Prompt:
Return the records verbatim.

Records from a dataset:

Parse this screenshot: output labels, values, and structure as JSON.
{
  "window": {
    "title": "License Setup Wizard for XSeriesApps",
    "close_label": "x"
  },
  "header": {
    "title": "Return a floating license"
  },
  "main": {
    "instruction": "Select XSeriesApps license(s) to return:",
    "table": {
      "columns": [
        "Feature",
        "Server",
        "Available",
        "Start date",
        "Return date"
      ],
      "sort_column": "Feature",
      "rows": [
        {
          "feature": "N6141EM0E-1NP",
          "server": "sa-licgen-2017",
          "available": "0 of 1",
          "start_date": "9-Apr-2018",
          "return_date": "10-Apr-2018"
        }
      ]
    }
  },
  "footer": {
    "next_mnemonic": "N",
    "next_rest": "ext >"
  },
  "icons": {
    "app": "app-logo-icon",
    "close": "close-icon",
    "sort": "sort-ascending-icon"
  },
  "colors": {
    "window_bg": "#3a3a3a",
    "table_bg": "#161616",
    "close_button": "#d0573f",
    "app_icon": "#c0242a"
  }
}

Response:
Parse this screenshot: output labels, values, and structure as JSON.
{
  "window": {
    "title": "License Setup Wizard for XSeriesApps",
    "close_label": "x"
  },
  "header": {
    "title": "Return a floating license"
  },
  "main": {
    "instruction": "Select XSeriesApps license(s) to return:",
    "table": {
      "columns": [
        "Feature",
        "Server",
        "Available",
        "Start date",
        "Return date"
      ],
      "sort_column": "Feature",
      "rows": [
        {
          "feature": "N6141EM0E-1NP",
          "server": "sa-licgen-2017",
          "available": "0 of 1",
          "start_date": "9-Apr-2018",
          "return_date": "10-Apr-2018"
        }
      ]
    }
  },
  "footer": {
    "next_mnemonic": "N",
    "next_rest": "ext >"
  },
  "icons": {
    "app": "app-logo-icon",
    "close": "close-icon",
    "sort": "sort-ascending-icon"
  },
  "colors": {
    "window_bg": "#3a3a3a",
    "table_bg": "#161616",
    "close_button": "#d0573f",
    "app_icon": "#c0242a"
  }
}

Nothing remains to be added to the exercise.